Attitude of Gratitude for 2017 – December 17, 2017 – Chicken Pot Pie

Sunday, December 17th, 2017

 

I had such deep containment and satisfaction from these chicken pot pies. I truly appreciate the unique relationships with each of my children and how they continue to spark such happiness in my life.

Earlier this year, I was inspired to make my own Chicken Pot Pie after seeing that my daughter had made one.  She had posted this very appetizing picture on Instagram of her chicken pot pie effort.  This picture to the right of my chicken pot pie reminds me of a saying I heard decades ago by a colleague who had just started studying buddhism – “The quality of your life is determined by the quality of your associations.”  I enjoy every day the quality of the relationships I have with both my children in so many myriad ways.  I think though this “quality” parameter goes into other dimensions as well.

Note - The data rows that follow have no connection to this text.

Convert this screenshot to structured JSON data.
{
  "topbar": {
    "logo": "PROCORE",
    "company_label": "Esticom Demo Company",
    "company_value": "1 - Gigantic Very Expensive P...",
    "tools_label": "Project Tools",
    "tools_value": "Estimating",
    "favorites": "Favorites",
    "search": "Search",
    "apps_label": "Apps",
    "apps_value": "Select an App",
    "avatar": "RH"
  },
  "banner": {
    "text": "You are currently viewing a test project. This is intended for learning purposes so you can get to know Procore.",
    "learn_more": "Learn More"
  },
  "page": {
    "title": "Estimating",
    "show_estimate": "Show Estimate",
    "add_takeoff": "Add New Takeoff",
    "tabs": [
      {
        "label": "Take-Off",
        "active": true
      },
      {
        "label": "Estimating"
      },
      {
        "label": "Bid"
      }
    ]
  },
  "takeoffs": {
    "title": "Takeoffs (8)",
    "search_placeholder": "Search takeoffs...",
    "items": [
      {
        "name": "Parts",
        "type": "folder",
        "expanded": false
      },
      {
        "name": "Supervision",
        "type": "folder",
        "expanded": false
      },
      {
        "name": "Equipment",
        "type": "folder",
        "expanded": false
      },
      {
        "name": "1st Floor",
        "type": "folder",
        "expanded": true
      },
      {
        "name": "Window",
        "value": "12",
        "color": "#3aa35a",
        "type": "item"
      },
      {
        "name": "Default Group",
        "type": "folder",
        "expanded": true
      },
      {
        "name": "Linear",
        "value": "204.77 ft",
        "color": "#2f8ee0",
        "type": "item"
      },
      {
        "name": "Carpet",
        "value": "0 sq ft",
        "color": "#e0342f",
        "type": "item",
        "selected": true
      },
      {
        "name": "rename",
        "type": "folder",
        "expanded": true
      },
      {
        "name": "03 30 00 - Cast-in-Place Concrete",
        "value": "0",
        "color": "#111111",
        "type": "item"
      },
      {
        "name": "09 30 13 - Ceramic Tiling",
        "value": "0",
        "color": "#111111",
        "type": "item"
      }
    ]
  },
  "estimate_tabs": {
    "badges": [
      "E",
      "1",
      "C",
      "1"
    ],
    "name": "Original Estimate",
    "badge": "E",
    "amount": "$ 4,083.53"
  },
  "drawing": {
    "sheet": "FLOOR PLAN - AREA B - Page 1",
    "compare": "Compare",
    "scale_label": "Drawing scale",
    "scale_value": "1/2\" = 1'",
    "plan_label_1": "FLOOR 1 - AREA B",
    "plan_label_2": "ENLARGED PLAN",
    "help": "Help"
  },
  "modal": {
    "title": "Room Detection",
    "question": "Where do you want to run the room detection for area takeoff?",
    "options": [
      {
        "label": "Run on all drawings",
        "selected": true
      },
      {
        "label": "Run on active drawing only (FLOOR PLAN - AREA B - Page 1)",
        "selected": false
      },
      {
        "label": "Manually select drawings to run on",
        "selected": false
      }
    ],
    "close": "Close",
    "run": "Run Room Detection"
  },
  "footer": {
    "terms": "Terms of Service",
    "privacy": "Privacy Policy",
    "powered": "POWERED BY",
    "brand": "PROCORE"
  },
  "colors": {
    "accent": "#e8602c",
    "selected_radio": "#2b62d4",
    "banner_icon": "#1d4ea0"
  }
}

While I don’t recall the details of this recipe, I do recall that I used puff pastry.  I find anything with puff pastry is brought to epic culinary delight.  I got this cookbook when the children were teenagers that showed how to make some favorite commercial products.  I remember when we first got this cookbook, I made these incredible “pop tarts” using puff pastry.  I don’t think the recipe called for puff pastry, but again the puff pastry made our pop tarts out of this world incredible.  So maybe this buddhist saying for me could be “The quality of your life is determined by the quality of your ingredients.”

 

Attitude of Gratitude – December 14, 2017 – For the Love of Pi

Thursday, December 14th, 2017

My sister is a math whiz and a phenomenal math teacher for both the math phobic and the math gifted.   She found her calling early in life – before she even looked like she her self was out of high school.  In her first teaching job, she was routinely asked if she had a hall pass and some of her students were just a couple years her junior.   She’s been at this math teaching gig for 32 years now.  She is now teaching the children of some of her students, and for those that liked to multiply early, maybe even their children.

She loves to celebrate Pi day (3/14) – in some pretty unique ways.   Yes this is her head and it’s remarkable how little gray hair she has from teaching teenagers for the past 3+ decades.  It’s her sense of humor and overall zen approach to life that keeps her happily in that game.  It’s very much fun to hear her stories about her Math counts groups and the other little genius’ who grace her days. I asked her how many student’s she’s had and it’s over 3000.  What an impact she’s made.

I figured on 12/14,  I would celebrate and appreciate her as after all 12/14 has the number 12 and if you add the digits – 1+2=3.  Okay this is a stretch – but she’s worth celebrating nevertheless. Besides being a dedicated professional, she has been a fantastic friend and the best sister I could ever hope for.  I got to enjoy her company several times this year.  Even camped in my “moho” in her driveway for the weekend camping trip in the CT burbs.  She lives in a wonderful park like setting, has the occassional bear visit and has some majestic trees that call her yard home.  It was a very nice place to camp for a couple days.  I wonder if she ever got the electrial fixed from that visit…..